### Records to process
════════════════════

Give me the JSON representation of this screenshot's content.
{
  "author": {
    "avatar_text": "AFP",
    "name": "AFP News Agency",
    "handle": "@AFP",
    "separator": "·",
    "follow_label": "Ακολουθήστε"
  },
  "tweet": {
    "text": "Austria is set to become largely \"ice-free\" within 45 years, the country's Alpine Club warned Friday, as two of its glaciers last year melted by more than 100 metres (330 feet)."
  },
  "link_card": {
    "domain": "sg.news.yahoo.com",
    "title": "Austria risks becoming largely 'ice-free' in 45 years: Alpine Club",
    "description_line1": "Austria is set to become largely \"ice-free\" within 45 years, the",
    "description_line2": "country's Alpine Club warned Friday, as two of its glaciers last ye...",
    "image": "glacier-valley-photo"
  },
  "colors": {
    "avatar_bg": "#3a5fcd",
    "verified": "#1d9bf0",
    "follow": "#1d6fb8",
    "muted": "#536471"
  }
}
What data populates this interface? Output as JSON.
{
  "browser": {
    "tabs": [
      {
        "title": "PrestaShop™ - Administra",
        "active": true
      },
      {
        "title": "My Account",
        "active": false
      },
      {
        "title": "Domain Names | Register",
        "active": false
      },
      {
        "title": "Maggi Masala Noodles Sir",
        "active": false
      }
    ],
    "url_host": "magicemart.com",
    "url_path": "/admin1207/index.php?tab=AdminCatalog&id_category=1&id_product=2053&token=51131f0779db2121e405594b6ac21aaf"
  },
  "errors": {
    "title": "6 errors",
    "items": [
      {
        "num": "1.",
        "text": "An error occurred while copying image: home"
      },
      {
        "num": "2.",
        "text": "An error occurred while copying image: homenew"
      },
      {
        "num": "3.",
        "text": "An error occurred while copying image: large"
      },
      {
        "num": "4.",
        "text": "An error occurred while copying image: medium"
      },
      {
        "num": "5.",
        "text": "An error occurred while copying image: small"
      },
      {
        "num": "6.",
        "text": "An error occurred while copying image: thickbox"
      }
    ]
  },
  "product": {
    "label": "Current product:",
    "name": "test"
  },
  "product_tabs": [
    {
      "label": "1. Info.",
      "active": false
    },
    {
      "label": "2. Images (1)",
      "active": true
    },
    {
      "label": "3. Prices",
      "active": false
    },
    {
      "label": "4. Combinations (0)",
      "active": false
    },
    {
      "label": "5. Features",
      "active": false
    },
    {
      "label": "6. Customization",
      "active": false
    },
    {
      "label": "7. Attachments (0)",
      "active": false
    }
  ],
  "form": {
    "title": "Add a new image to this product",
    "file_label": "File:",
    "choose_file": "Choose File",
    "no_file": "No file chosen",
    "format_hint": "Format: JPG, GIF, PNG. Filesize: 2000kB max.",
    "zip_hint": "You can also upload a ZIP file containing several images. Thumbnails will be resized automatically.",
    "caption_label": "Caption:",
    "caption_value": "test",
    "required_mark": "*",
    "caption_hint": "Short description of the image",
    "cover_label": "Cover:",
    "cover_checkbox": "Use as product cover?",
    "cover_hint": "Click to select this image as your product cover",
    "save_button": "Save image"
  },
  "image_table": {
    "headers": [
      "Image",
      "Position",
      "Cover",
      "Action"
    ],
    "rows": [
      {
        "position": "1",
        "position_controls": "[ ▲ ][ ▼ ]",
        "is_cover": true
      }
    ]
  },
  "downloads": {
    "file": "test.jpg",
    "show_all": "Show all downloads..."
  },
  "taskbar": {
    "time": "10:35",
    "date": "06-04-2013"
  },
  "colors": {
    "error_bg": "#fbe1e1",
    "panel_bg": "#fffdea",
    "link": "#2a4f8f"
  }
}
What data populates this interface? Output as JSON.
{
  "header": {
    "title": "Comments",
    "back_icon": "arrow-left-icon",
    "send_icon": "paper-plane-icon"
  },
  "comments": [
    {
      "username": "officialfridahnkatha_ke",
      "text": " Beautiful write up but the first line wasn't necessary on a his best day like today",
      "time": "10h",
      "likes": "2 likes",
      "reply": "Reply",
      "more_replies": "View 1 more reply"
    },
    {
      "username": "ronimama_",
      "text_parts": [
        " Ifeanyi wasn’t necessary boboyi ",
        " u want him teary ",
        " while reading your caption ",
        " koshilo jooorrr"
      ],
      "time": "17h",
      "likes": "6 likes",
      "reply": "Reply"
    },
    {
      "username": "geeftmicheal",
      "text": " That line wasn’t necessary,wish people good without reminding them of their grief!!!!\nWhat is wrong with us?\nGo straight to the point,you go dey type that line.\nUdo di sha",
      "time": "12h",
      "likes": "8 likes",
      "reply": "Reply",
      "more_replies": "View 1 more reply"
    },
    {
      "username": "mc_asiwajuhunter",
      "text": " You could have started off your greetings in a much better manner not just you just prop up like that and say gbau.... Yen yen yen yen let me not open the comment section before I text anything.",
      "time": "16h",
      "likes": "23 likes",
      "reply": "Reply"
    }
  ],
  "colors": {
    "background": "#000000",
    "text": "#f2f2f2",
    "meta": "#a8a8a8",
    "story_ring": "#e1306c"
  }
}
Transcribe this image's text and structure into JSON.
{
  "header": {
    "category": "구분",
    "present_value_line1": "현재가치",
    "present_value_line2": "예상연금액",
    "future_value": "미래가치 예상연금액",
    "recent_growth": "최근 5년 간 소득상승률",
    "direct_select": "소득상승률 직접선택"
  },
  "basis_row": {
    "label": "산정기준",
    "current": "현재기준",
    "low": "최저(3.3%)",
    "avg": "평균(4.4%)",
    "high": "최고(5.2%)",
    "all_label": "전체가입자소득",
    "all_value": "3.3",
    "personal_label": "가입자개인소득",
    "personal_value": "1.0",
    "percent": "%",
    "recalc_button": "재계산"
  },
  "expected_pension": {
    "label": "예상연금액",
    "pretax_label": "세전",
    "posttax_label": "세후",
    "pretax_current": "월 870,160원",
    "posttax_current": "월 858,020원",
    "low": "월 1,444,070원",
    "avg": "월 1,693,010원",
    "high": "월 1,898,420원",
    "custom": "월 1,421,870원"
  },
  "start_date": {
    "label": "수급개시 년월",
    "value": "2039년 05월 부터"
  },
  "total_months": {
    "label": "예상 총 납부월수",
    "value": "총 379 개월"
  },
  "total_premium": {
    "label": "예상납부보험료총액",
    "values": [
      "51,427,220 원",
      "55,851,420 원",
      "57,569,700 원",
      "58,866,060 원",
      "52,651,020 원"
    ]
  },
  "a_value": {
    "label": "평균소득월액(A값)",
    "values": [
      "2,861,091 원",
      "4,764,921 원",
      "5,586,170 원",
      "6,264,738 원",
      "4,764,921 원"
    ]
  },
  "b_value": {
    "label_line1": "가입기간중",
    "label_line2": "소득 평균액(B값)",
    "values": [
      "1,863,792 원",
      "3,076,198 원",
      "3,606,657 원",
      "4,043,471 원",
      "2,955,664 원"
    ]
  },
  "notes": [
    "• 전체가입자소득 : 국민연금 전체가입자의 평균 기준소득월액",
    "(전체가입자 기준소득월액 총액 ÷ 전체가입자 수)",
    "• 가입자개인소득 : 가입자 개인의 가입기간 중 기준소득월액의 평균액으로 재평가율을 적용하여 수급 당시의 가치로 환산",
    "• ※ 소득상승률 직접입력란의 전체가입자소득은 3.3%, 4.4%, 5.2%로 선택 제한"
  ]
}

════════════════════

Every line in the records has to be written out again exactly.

Give me the JSON representation of this screenshot's content.
{
  "author": {
    "avatar_text": "AFP",
    "name": "AFP News Agency",
    "handle": "@AFP",
    "separator": "·",
    "follow_label": "Ακολουθήστε"
  },
  "tweet": {
    "text": "Austria is set to become largely \"ice-free\" within 45 years, the country's Alpine Club warned Friday, as two of its glaciers last year melted by more than 100 metres (330 feet)."
  },
  "link_card": {
    "domain": "sg.news.yahoo.com",
    "title": "Austria risks becoming largely 'ice-free' in 45 years: Alpine Club",
    "description_line1": "Austria is set to become largely \"ice-free\" within 45 years, the",
    "description_line2": "country's Alpine Club warned Friday, as two of its glaciers last ye...",
    "image": "glacier-valley-photo"
  },
  "colors": {
    "avatar_bg": "#3a5fcd",
    "verified": "#1d9bf0",
    "follow": "#1d6fb8",
    "muted": "#536471"
  }
}
What data populates this interface? Output as JSON.
{
  "browser": {
    "tabs": [
      {
        "title": "PrestaShop™ - Administra",
        "active": true
      },
      {
        "title": "My Account",
        "active": false
      },
      {
        "title": "Domain Names | Register",
        "active": false
      },
      {
        "title": "Maggi Masala Noodles Sir",
        "active": false
      }
    ],
    "url_host": "magicemart.com",
    "url_path": "/admin1207/index.php?tab=AdminCatalog&id_category=1&id_product=2053&token=51131f0779db2121e405594b6ac21aaf"
  },
  "errors": {
    "title": "6 errors",
    "items": [
      {
        "num": "1.",
        "text": "An error occurred while copying image: home"
      },
      {
        "num": "2.",
        "text": "An error occurred while copying image: homenew"
      },
      {
        "num": "3.",
        "text": "An error occurred while copying image: large"
      },
      {
        "num": "4.",
        "text": "An error occurred while copying image: medium"
      },
      {
        "num": "5.",
        "text": "An error occurred while copying image: small"
      },
      {
        "num": "6.",
        "text": "An error occurred while copying image: thickbox"
      }
    ]
  },
  "product": {
    "label": "Current product:",
    "name": "test"
  },
  "product_tabs": [
    {
      "label": "1. Info.",
      "active": false
    },
    {
      "label": "2. Images (1)",
      "active": true
    },
    {
      "label": "3. Prices",
      "active": false
    },
    {
      "label": "4. Combinations (0)",
      "active": false
    },
    {
      "label": "5. Features",
      "active": false
    },
    {
      "label": "6. Customization",
      "active": false
    },
    {
      "label": "7. Attachments (0)",
      "active": false
    }
  ],
  "form": {
    "title": "Add a new image to this product",
    "file_label": "File:",
    "choose_file": "Choose File",
    "no_file": "No file chosen",
    "format_hint": "Format: JPG, GIF, PNG. Filesize: 2000kB max.",
    "zip_hint": "You can also upload a ZIP file containing several images. Thumbnails will be resized automatically.",
    "caption_label": "Caption:",
    "caption_value": "test",
    "required_mark": "*",
    "caption_hint": "Short description of the image",
    "cover_label": "Cover:",
    "cover_checkbox": "Use as product cover?",
    "cover_hint": "Click to select this image as your product cover",
    "save_button": "Save image"
  },
  "image_table": {
    "headers": [
      "Image",
      "Position",
      "Cover",
      "Action"
    ],
    "rows": [
      {
        "position": "1",
        "position_controls": "[ ▲ ][ ▼ ]",
        "is_cover": true
      }
    ]
  },
  "downloads": {
    "file": "test.jpg",
    "show_all": "Show all downloads..."
  },
  "taskbar": {
    "time": "10:35",
    "date": "06-04-2013"
  },
  "colors": {
    "error_bg": "#fbe1e1",
    "panel_bg": "#fffdea",
    "link": "#2a4f8f"
  }
}
What data populates this interface? Output as JSON.
{
  "header": {
    "title": "Comments",
    "back_icon": "arrow-left-icon",
    "send_icon": "paper-plane-icon"
  },
  "comments": [
    {
      "username": "officialfridahnkatha_ke",
      "text": " Beautiful write up but the first line wasn't necessary on a his best day like today",
      "time": "10h",
      "likes": "2 likes",
      "reply": "Reply",
      "more_replies": "View 1 more reply"
    },
    {
      "username": "ronimama_",
      "text_parts": [
        " Ifeanyi wasn’t necessary boboyi ",
        " u want him teary ",
        " while reading your caption ",
        " koshilo jooorrr"
      ],
      "time": "17h",
      "likes": "6 likes",
      "reply": "Reply"
    },
    {
      "username": "geeftmicheal",
      "text": " That line wasn’t necessary,wish people good without reminding them of their grief!!!!\nWhat is wrong with us?\nGo straight to the point,you go dey type that line.\nUdo di sha",
      "time": "12h",
      "likes": "8 likes",
      "reply": "Reply",
      "more_replies": "View 1 more reply"
    },
    {
      "username": "mc_asiwajuhunter",
      "text": " You could have started off your greetings in a much better manner not just you just prop up like that and say gbau.... Yen yen yen yen let me not open the comment section before I text anything.",
      "time": "16h",
      "likes": "23 likes",
      "reply": "Reply"
    }
  ],
  "colors": {
    "background": "#000000",
    "text": "#f2f2f2",
    "meta": "#a8a8a8",
    "story_ring": "#e1306c"
  }
}
Transcribe this image's text and structure into JSON.
{
  "header": {
    "category": "구분",
    "present_value_line1": "현재가치",
    "present_value_line2": "예상연금액",
    "future_value": "미래가치 예상연금액",
    "recent_growth": "최근 5년 간 소득상승률",
    "direct_select": "소득상승률 직접선택"
  },
  "basis_row": {
    "label": "산정기준",
    "current": "현재기준",
    "low": "최저(3.3%)",
    "avg": "평균(4.4%)",
    "high": "최고(5.2%)",
    "all_label": "전체가입자소득",
    "all_value": "3.3",
    "personal_label": "가입자개인소득",
    "personal_value": "1.0",
    "percent": "%",
    "recalc_button": "재계산"
  },
  "expected_pension": {
    "label": "예상연금액",
    "pretax_label": "세전",
    "posttax_label": "세후",
    "pretax_current": "월 870,160원",
    "posttax_current": "월 858,020원",
    "low": "월 1,444,070원",
    "avg": "월 1,693,010원",
    "high": "월 1,898,420원",
    "custom": "월 1,421,870원"
  },
  "start_date": {
    "label": "수급개시 년월",
    "value": "2039년 05월 부터"
  },
  "total_months": {
    "label": "예상 총 납부월수",
    "value": "총 379 개월"
  },
  "total_premium": {
    "label": "예상납부보험료총액",
    "values": [
      "51,427,220 원",
      "55,851,420 원",
      "57,569,700 원",
      "58,866,060 원",
      "52,651,020 원"
    ]
  },
  "a_value": {
    "label": "평균소득월액(A값)",
    "values": [
      "2,861,091 원",
      "4,764,921 원",
      "5,586,170 원",
      "6,264,738 원",
      "4,764,921 원"
    ]
  },
  "b_value": {
    "label_line1": "가입기간중",
    "label_line2": "소득 평균액(B값)",
    "values": [
      "1,863,792 원",
      "3,076,198 원",
      "3,606,657 원",
      "4,043,471 원",
      "2,955,664 원"
    ]
  },
  "notes": [
    "• 전체가입자소득 : 국민연금 전체가입자의 평균 기준소득월액",
    "(전체가입자 기준소득월액 총액 ÷ 전체가입자 수)",
    "• 가입자개인소득 : 가입자 개인의 가입기간 중 기준소득월액의 평균액으로 재평가율을 적용하여 수급 당시의 가치로 환산",
    "• ※ 소득상승률 직접입력란의 전체가입자소득은 3.3%, 4.4%, 5.2%로 선택 제한"
  ]
}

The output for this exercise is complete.